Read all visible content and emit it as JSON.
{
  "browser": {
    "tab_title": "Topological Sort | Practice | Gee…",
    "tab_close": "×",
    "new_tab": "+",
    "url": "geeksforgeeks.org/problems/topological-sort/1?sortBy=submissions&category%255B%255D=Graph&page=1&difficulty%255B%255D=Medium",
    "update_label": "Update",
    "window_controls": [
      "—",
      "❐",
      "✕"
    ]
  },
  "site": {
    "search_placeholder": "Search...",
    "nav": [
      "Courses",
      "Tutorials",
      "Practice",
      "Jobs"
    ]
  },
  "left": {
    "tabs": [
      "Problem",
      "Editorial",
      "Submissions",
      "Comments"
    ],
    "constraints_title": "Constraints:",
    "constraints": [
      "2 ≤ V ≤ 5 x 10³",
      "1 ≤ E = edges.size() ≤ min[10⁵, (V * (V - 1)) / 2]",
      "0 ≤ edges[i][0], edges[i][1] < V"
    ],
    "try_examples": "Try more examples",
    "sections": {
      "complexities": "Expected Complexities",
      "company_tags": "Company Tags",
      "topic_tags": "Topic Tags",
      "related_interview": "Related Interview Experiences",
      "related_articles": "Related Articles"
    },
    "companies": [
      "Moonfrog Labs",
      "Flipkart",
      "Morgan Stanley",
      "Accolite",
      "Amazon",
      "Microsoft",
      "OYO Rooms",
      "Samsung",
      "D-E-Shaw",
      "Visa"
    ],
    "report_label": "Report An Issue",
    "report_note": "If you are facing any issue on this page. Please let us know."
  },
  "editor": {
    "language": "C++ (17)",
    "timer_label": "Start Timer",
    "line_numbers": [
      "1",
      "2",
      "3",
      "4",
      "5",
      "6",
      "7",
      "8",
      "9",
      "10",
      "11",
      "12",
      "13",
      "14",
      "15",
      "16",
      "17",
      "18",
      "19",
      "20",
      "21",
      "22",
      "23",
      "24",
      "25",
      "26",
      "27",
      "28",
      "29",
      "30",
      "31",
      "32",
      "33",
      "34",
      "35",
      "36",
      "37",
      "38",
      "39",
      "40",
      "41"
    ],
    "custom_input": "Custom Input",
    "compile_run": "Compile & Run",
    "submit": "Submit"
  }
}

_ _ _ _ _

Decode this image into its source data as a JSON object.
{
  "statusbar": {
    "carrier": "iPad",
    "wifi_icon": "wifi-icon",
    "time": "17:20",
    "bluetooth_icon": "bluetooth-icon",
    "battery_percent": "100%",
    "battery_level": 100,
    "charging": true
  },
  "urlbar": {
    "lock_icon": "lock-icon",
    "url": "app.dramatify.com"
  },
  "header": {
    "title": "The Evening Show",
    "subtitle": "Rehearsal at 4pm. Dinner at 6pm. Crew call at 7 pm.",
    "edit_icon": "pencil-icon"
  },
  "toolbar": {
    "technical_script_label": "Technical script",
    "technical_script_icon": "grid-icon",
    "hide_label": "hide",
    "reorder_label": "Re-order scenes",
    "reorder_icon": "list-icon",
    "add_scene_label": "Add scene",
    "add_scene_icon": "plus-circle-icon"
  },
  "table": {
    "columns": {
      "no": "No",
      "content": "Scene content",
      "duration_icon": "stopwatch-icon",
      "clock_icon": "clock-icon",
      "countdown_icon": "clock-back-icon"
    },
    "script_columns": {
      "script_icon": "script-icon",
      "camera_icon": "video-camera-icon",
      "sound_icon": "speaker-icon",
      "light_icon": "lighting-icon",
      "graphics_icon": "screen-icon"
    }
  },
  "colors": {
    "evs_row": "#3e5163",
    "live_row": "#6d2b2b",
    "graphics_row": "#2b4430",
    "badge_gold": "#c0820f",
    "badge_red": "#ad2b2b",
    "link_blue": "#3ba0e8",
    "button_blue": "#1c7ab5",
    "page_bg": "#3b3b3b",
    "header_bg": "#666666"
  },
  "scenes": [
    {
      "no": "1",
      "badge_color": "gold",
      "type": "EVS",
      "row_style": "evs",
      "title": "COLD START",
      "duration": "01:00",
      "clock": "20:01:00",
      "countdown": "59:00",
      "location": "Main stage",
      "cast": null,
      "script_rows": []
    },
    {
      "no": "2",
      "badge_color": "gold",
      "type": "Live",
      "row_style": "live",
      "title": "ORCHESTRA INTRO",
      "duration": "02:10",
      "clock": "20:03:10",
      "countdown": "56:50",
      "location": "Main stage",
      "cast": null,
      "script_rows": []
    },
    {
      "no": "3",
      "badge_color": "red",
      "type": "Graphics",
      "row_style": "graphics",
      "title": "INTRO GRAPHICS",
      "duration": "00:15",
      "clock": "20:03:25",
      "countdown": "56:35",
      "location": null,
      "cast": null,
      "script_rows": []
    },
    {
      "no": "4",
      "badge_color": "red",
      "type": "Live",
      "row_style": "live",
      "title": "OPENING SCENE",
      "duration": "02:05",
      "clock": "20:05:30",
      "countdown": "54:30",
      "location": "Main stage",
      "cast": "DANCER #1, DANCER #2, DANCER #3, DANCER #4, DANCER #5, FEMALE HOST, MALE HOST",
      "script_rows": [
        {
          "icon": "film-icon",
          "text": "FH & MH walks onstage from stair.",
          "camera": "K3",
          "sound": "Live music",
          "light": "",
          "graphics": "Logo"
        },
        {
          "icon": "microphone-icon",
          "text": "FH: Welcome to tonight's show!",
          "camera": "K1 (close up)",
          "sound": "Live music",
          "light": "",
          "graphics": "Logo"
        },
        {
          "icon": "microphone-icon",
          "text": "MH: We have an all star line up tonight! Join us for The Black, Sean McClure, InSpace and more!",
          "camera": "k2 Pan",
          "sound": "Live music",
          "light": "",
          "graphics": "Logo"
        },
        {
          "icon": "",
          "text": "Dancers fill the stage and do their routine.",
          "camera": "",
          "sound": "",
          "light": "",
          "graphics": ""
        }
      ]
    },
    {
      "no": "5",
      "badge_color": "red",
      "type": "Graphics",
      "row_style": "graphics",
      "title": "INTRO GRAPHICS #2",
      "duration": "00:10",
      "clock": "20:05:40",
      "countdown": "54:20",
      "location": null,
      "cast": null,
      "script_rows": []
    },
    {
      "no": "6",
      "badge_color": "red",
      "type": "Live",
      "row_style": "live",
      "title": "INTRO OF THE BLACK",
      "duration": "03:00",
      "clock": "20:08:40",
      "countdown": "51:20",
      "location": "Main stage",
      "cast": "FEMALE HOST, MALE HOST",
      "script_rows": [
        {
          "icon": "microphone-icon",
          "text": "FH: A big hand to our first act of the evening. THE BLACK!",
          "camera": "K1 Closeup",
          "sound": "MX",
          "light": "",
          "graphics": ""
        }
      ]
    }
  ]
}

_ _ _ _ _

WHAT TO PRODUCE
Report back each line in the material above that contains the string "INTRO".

TASK SOLUTION
      "title": "ORCHESTRA INTRO",
      "title": "INTRO GRAPHICS",
      "title": "INTRO GRAPHICS #2",
      "title": "INTRO OF THE BLACK",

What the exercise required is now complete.